The GTI has been successfully used in several clinical trials, including the ADVOCATE trial, which was conducted to evaluate whether avacopan could replace a glucocorticoid-tapering regimen used in the treatment of ANCA-associated vasculitis. The trial demonstrated superiority of avacopan to a prednisone-based standard of care with respect to sustained remission at 52 weeks. Avacopan trial investigators reported the GTI as the most important secondary endpoint of efficacy5.
The GTI was developed by an international group of multi-specialty investigators whose professional experience is steeped in the use of glucocorticoids to treat inflammatory disease. These investigators are keenly aware of the complications of glucocorticoids and the importance of measuring their associated toxicities and mitigating their effects. The GTI has been developed and validated through a rigorous, rational process, and is now being employed in nearly two dozen inflammatory conditions that have been dependent on excessive glucocorticoid use for disease control for too long.
1 John H. Stone, P. Jane McDowell, David R.W. Jayne, Peter A. Merkel, Joanna Robson, Naomi J. Patel, Yuqing Zhang, Huibin Yue, Pirow Bekker, Liam G. Heaney, The glucocorticoid toxicity index: Measuring change in glucocorticoid toxicity over time, Seminars in Arthritis and Rheumatism, Volume 55, 2022, 152010, ISSN 0049-0172, https://doi.org/10.1016/j.semarthrit.2022.152010.
2 Fardet L, Petersen I, Nazareth I. Prevalence of long-term oral glucocorticoid prescriptions in the UK over the past 20 years. Rheumatology (Oxford). 2011 Nov;50(11):1982-90. https://doi.org/10.1093/rheumatology/ker017. Epub 2011 Mar 10. PMID: 21393338.
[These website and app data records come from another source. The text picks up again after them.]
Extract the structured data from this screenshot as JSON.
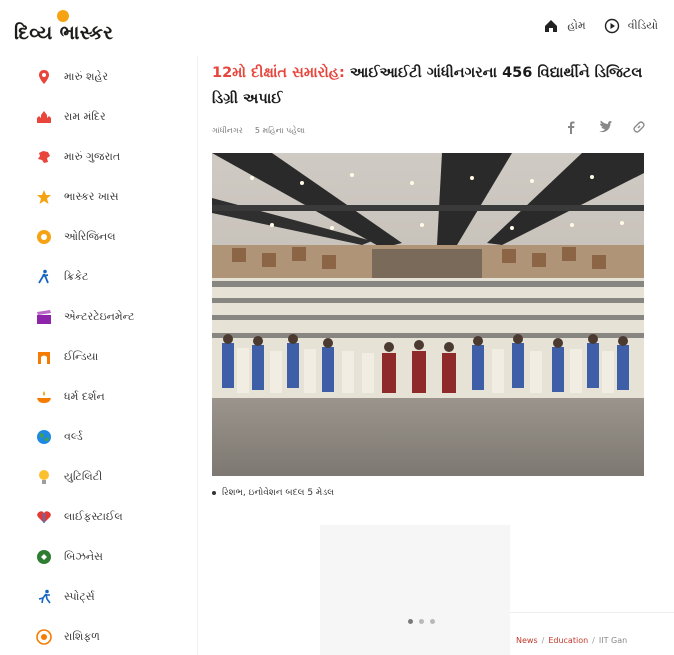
{
  "header": {
    "logo": "દિવ્ય ભાસ્કર",
    "nav": [
      {
        "label": "હોમ",
        "icon": "home-icon"
      },
      {
        "label": "વીડિયો",
        "icon": "play-icon"
      }
    ]
  },
  "sidebar": {
    "items": [
      {
        "label": "મારું શહેર",
        "icon": "location-pin-icon",
        "color": "#e8453c"
      },
      {
        "label": "રામ મંદિર",
        "icon": "temple-icon",
        "color": "#e8453c"
      },
      {
        "label": "મારું ગુજરાત",
        "icon": "gujarat-map-icon",
        "color": "#e8453c"
      },
      {
        "label": "ભાસ્કર ખાસ",
        "icon": "star-icon",
        "color": "#f6a313"
      },
      {
        "label": "ઓરિજિનલ",
        "icon": "original-icon",
        "color": "#f6a313"
      },
      {
        "label": "ક્રિકેટ",
        "icon": "cricket-icon",
        "color": "#1565c0"
      },
      {
        "label": "એન્ટરટેઇનમેન્ટ",
        "icon": "clapperboard-icon",
        "color": "#8e24aa"
      },
      {
        "label": "ઈન્ડિયા",
        "icon": "india-gate-icon",
        "color": "#f57c00"
      },
      {
        "label": "ધર્મ દર્શન",
        "icon": "lamp-icon",
        "color": "#f57c00"
      },
      {
        "label": "વર્લ્ડ",
        "icon": "globe-icon",
        "color": "#2e7d32"
      },
      {
        "label": "યુટિલિટી",
        "icon": "bulb-icon",
        "color": "#fbc02d"
      },
      {
        "label": "લાઈફસ્ટાઈલ",
        "icon": "heart-icon",
        "color": "#e53935"
      },
      {
        "label": "બિઝનેસ",
        "icon": "business-icon",
        "color": "#2e7d32"
      },
      {
        "label": "સ્પોર્ટ્સ",
        "icon": "runner-icon",
        "color": "#1565c0"
      },
      {
        "label": "રાશિફળ",
        "icon": "zodiac-icon",
        "color": "#f57c00"
      }
    ]
  },
  "article": {
    "headline_accent": "12મો દીક્ષાંત સમારોહ:",
    "headline_rest": " આઈઆઈટી ગાંધીનગરના 456 વિદ્યાર્થીને ડિજિટલ ડિગ્રી અપાઈ",
    "location": "ગાંધીનગર",
    "time": "5 મહિના પહેલા",
    "share": [
      {
        "label": "f",
        "icon": "facebook-icon"
      },
      {
        "label": "🐦",
        "icon": "twitter-icon"
      },
      {
        "label": "🔗",
        "icon": "link-icon"
      }
    ],
    "caption": "રિશભ, ઇનોવેશન બદલ 5 મેડલ"
  },
  "carousel": {
    "count": 3,
    "active": 0
  },
  "breadcrumb": [
    "News",
    "Education",
    "IIT Gan"
  ],
  "colors": {
    "accent": "#e8453c",
    "logo_dot": "#f6a313"
  }
}
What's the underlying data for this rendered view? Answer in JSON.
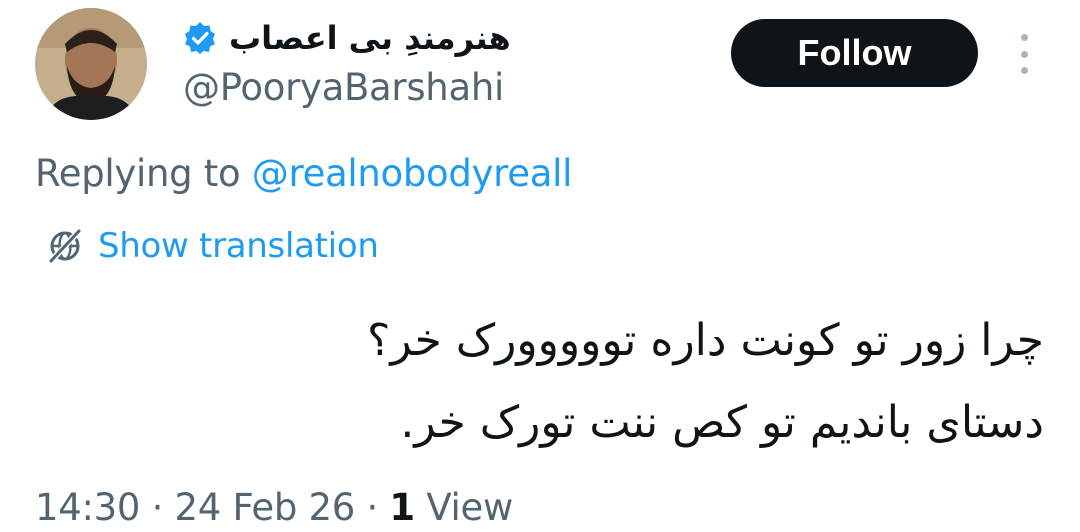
{
  "user": {
    "display_name": "هنرمندِ بی اعصاب",
    "handle": "@PooryaBarshahi",
    "verified_icon": "verified-badge-icon",
    "avatar_icon": "profile-photo"
  },
  "actions": {
    "follow_label": "Follow",
    "more_icon": "more-vertical-icon"
  },
  "reply": {
    "prefix": "Replying to ",
    "mention": "@realnobodyreall"
  },
  "translation": {
    "label": "Show translation",
    "icon": "translate-globe-icon"
  },
  "tweet": {
    "lines": [
      "چرا زور تو کونت داره تووووورک خر؟",
      "دستای باندیم تو کص ننت تورک خر."
    ]
  },
  "meta": {
    "time": "14:30",
    "separator": " · ",
    "date": "24 Feb 26",
    "views_count": "1",
    "views_label": " View"
  },
  "colors": {
    "text_primary": "#0f1419",
    "text_secondary": "#536471",
    "link": "#1d9bf0",
    "follow_bg": "#0f1419"
  }
}
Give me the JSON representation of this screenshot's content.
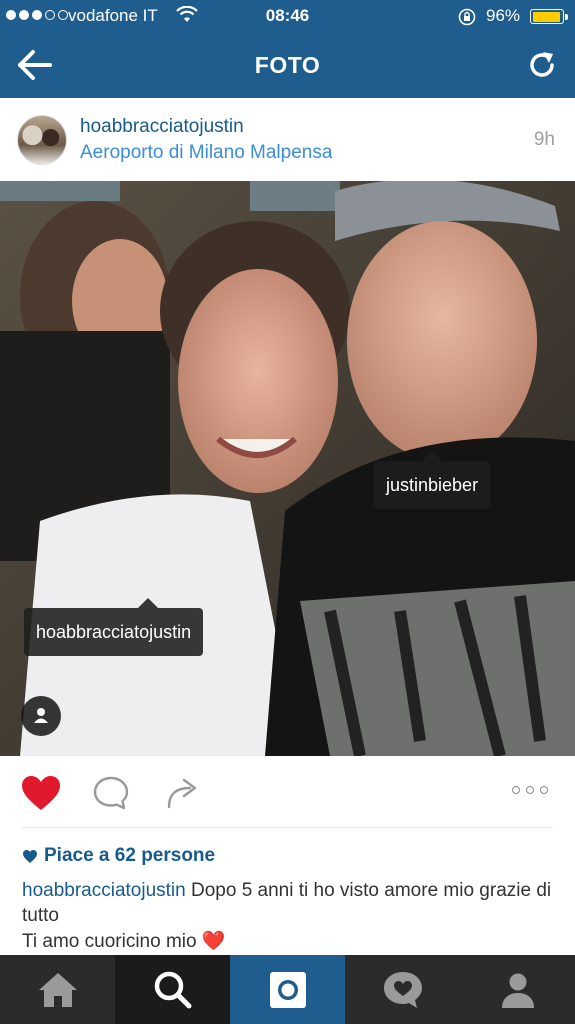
{
  "status_bar": {
    "carrier": "vodafone IT",
    "time": "08:46",
    "battery": "96%",
    "signal_bars_filled": 3,
    "signal_bars_total": 5,
    "battery_level": 0.96
  },
  "nav": {
    "title": "FOTO",
    "back_icon": "arrow-left-icon",
    "refresh_icon": "refresh-icon",
    "color": "#1f5d8e"
  },
  "post": {
    "username": "hoabbracciatojustin",
    "location": "Aeroporto di Milano Malpensa",
    "age": "9h",
    "tags": [
      {
        "label": "justinbieber"
      },
      {
        "label": "hoabbracciatojustin"
      }
    ]
  },
  "actions": {
    "like_icon": "heart-filled-icon",
    "comment_icon": "comment-icon",
    "share_icon": "share-icon",
    "more_icon": "more-dots-icon",
    "like_color": "#e0192c"
  },
  "likes": {
    "text": "Piace a 62 persone"
  },
  "caption": {
    "username": "hoabbracciatojustin",
    "text": " Dopo 5 anni ti ho visto amore mio grazie di tutto",
    "line2": "Ti amo cuoricino mio ",
    "emoji": "❤️"
  },
  "tabbar": {
    "tabs": [
      {
        "name": "home",
        "icon": "home-icon"
      },
      {
        "name": "search",
        "icon": "search-icon"
      },
      {
        "name": "camera",
        "icon": "camera-icon"
      },
      {
        "name": "activity",
        "icon": "activity-heart-icon"
      },
      {
        "name": "profile",
        "icon": "profile-icon"
      }
    ],
    "active_color": "#1f5d8e"
  }
}
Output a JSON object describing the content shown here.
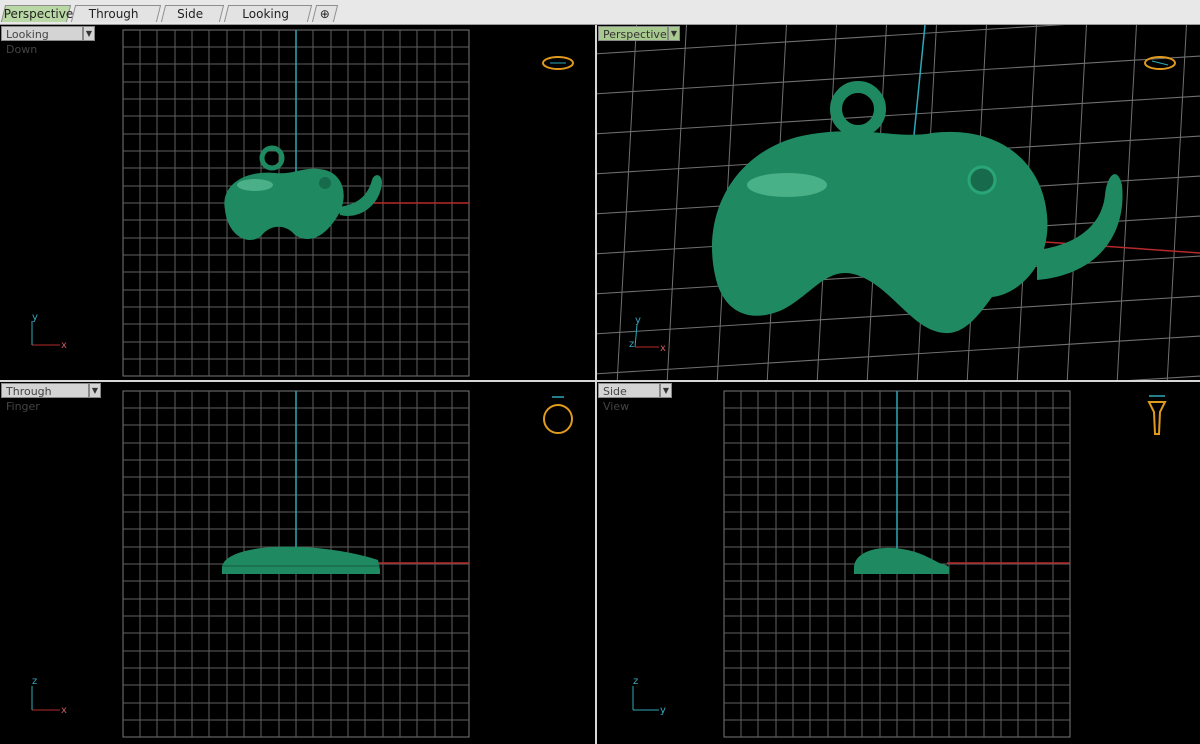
{
  "tabs": [
    {
      "label": "Perspective",
      "active": true
    },
    {
      "label": "Through Finger",
      "active": false
    },
    {
      "label": "Side View",
      "active": false
    },
    {
      "label": "Looking Down",
      "active": false
    }
  ],
  "add_tab_symbol": "⊕",
  "viewports": {
    "looking_down": {
      "label": "Looking Down",
      "axis_h": "x",
      "axis_v": "y"
    },
    "perspective": {
      "label": "Perspective",
      "axis_h": "x",
      "axis_v": "y",
      "axis_z": "z"
    },
    "through_finger": {
      "label": "Through Finger",
      "axis_h": "x",
      "axis_v": "z"
    },
    "side_view": {
      "label": "Side View",
      "axis_h": "y",
      "axis_v": "z"
    }
  },
  "dropdown_glyph": "▼",
  "colors": {
    "model": "#1f8a62",
    "grid": "#6a6a6a",
    "x_axis": "#b52a2a",
    "y_axis": "#2fa7b8",
    "active_label": "#a8c98f"
  }
}
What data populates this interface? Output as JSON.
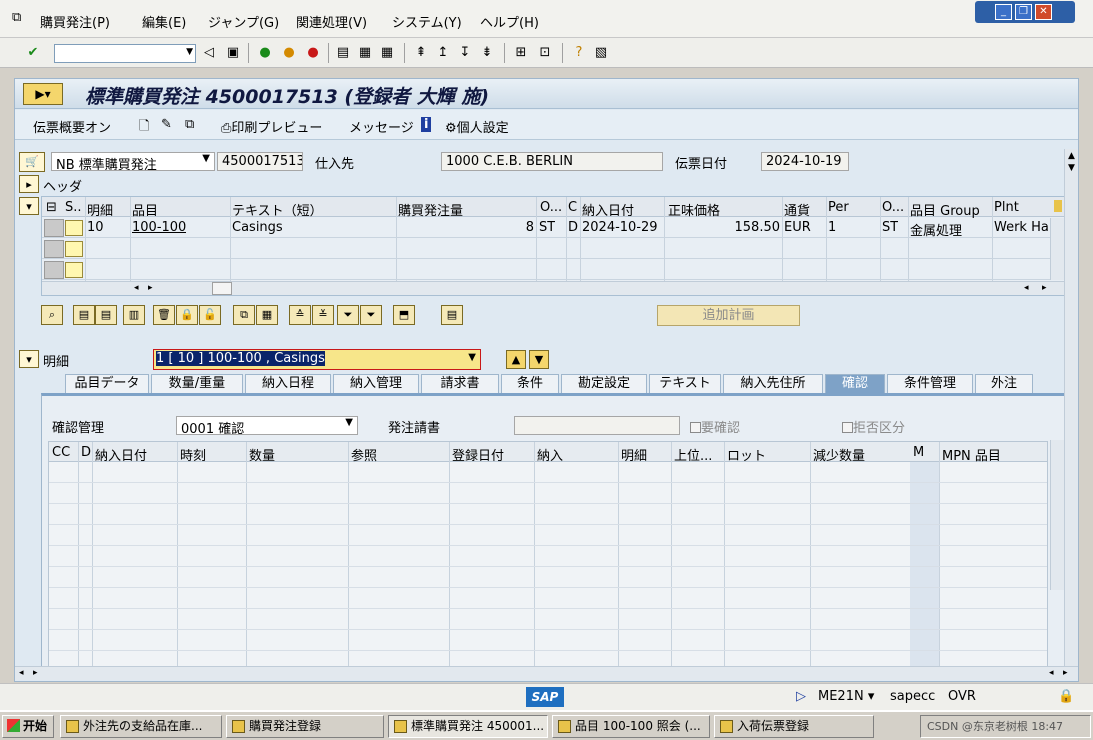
{
  "menu": {
    "items": [
      "購買発注(P)",
      "編集(E)",
      "ジャンプ(G)",
      "関連処理(V)",
      "システム(Y)",
      "ヘルプ(H)"
    ]
  },
  "window_controls": [
    "minimize",
    "restore",
    "close"
  ],
  "toolbar": {
    "command_value": "",
    "icons": [
      "enter-icon",
      "save-icon",
      "back-icon",
      "exit-icon",
      "cancel-icon",
      "print-icon",
      "find-icon",
      "find-next-icon",
      "first-page-icon",
      "previous-page-icon",
      "next-page-icon",
      "last-page-icon",
      "new-session-icon",
      "shortcut-icon",
      "help-icon",
      "layout-icon"
    ]
  },
  "title": "標準購買発注 4500017513 (登録者 大輝 施)",
  "app_toolbar": {
    "overview": "伝票概要オン",
    "print_preview": "印刷プレビュー",
    "messages": "メッセージ",
    "personal_settings": "個人設定"
  },
  "header": {
    "doc_type": "NB 標準購買発注",
    "po_number": "4500017513",
    "vendor_label": "仕入先",
    "vendor_value": "1000 C.E.B. BERLIN",
    "doc_date_label": "伝票日付",
    "doc_date_value": "2024-10-19",
    "header_label": "ヘッダ"
  },
  "item_grid": {
    "columns": [
      "S..",
      "明細",
      "品目",
      "テキスト（短）",
      "購買発注量",
      "O...",
      "C",
      "納入日付",
      "正味価格",
      "通貨",
      "Per",
      "O...",
      "品目 Group",
      "Plnt"
    ],
    "rows": [
      {
        "item": "10",
        "material": "100-100",
        "text": "Casings",
        "qty": "8",
        "unit": "ST",
        "cat": "D",
        "date": "2024-10-29",
        "price": "158.50",
        "currency": "EUR",
        "per": "1",
        "unit2": "ST",
        "group": "金属処理",
        "plant": "Werk Ham"
      }
    ]
  },
  "additional_planning": "追加計画",
  "item_detail": {
    "label": "明細",
    "selected": "1 [ 10 ] 100-100 , Casings"
  },
  "tabs": [
    "品目データ",
    "数量/重量",
    "納入日程",
    "納入管理",
    "請求書",
    "条件",
    "勘定設定",
    "テキスト",
    "納入先住所",
    "確認",
    "条件管理",
    "外注"
  ],
  "active_tab": "確認",
  "confirmation": {
    "control_label": "確認管理",
    "control_value": "0001 確認",
    "ack_label": "発注請書",
    "ack_value": "",
    "ack_required": "要確認",
    "rejection": "拒否区分",
    "columns": [
      "CC",
      "D",
      "納入日付",
      "時刻",
      "数量",
      "参照",
      "登録日付",
      "納入",
      "明細",
      "上位...",
      "ロット",
      "減少数量",
      "M",
      "MPN 品目"
    ]
  },
  "status": {
    "transaction": "ME21N",
    "server": "sapecc",
    "mode": "OVR"
  },
  "taskbar": {
    "start": "开始",
    "tasks": [
      "外注先の支給品在庫...",
      "購買発注登録",
      "標準購買発注 450001...",
      "品目 100-100 照会 (...",
      "入荷伝票登録"
    ],
    "tray": "CSDN @东京老树根 18:47"
  }
}
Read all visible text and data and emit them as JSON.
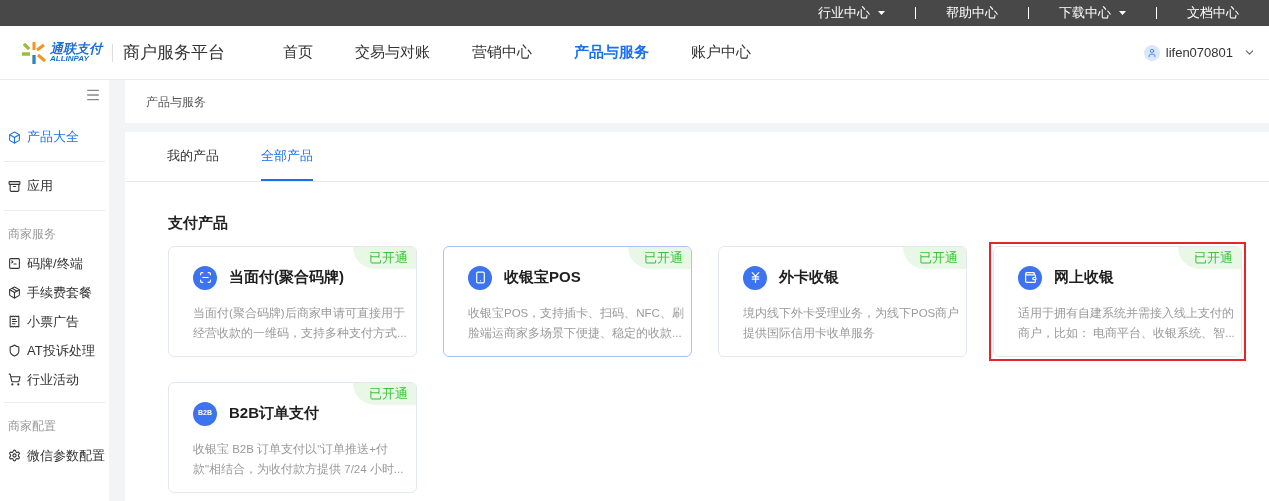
{
  "top_links": [
    {
      "label": "行业中心",
      "dropdown": true
    },
    {
      "label": "帮助中心",
      "dropdown": false
    },
    {
      "label": "下载中心",
      "dropdown": true
    },
    {
      "label": "文档中心",
      "dropdown": false
    }
  ],
  "header": {
    "logo_cn": "通联支付",
    "logo_en": "ALLINPAY",
    "platform": "商户服务平台",
    "user": "lifen070801"
  },
  "nav": [
    {
      "label": "首页",
      "selected": false
    },
    {
      "label": "交易与对账",
      "selected": false
    },
    {
      "label": "营销中心",
      "selected": false
    },
    {
      "label": "产品与服务",
      "selected": true
    },
    {
      "label": "账户中心",
      "selected": false
    }
  ],
  "sidebar": {
    "groups": [
      {
        "items": [
          {
            "label": "产品大全",
            "kind": "box",
            "selected": true
          }
        ]
      },
      {
        "items": [
          {
            "label": "应用",
            "kind": "archive",
            "selected": false
          }
        ]
      },
      {
        "title": "商家服务",
        "items": [
          {
            "label": "码牌/终端",
            "kind": "terminal",
            "selected": false
          },
          {
            "label": "手续费套餐",
            "kind": "package",
            "selected": false
          },
          {
            "label": "小票广告",
            "kind": "receipt",
            "selected": false
          },
          {
            "label": "AT投诉处理",
            "kind": "shield",
            "selected": false
          },
          {
            "label": "行业活动",
            "kind": "cart",
            "selected": false
          }
        ]
      },
      {
        "title": "商家配置",
        "items": [
          {
            "label": "微信参数配置",
            "kind": "settings",
            "selected": false
          }
        ]
      }
    ]
  },
  "breadcrumb": "产品与服务",
  "tabs": [
    {
      "label": "我的产品",
      "selected": false
    },
    {
      "label": "全部产品",
      "selected": true
    }
  ],
  "section_title": "支付产品",
  "products": [
    {
      "kind": "scan",
      "title": "当面付(聚合码牌)",
      "description": [
        "当面付(聚合码牌)后商家申请可直接用于",
        "经营收款的一维码，支持多种支付方式..."
      ],
      "badge": "已开通",
      "highlighted": false,
      "annotated": false
    },
    {
      "kind": "pos",
      "title": "收银宝POS",
      "description": [
        "收银宝POS，支持插卡、扫码、NFC、刷",
        "脸端运商家多场景下便捷、稳定的收款..."
      ],
      "badge": "已开通",
      "highlighted": true,
      "annotated": false
    },
    {
      "kind": "yen",
      "title": "外卡收银",
      "description": [
        "境内线下外卡受理业务，为线下POS商户",
        "提供国际信用卡收单服务"
      ],
      "badge": "已开通",
      "highlighted": false,
      "annotated": false
    },
    {
      "kind": "wallet",
      "title": "网上收银",
      "description": [
        "适用于拥有自建系统并需接入线上支付的",
        "商户，比如： 电商平台、收银系统、智..."
      ],
      "badge": "已开通",
      "highlighted": false,
      "annotated": true
    },
    {
      "kind": "b2b",
      "icon_label": "B2B",
      "title": "B2B订单支付",
      "description": [
        "收银宝 B2B 订单支付以\"订单推送+付",
        "款\"相结合，为收付款方提供 7/24 小时..."
      ],
      "badge": "已开通",
      "highlighted": false,
      "annotated": false
    }
  ]
}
3 Steritas GTI: https://www.steritas.com/steritas-gti
4 Steritas asthma page: https://www.steritas.com/clinical-asthma-study
5 ADVOCATE clinical trial: https://www.steritas.com/clinical-avacopan-data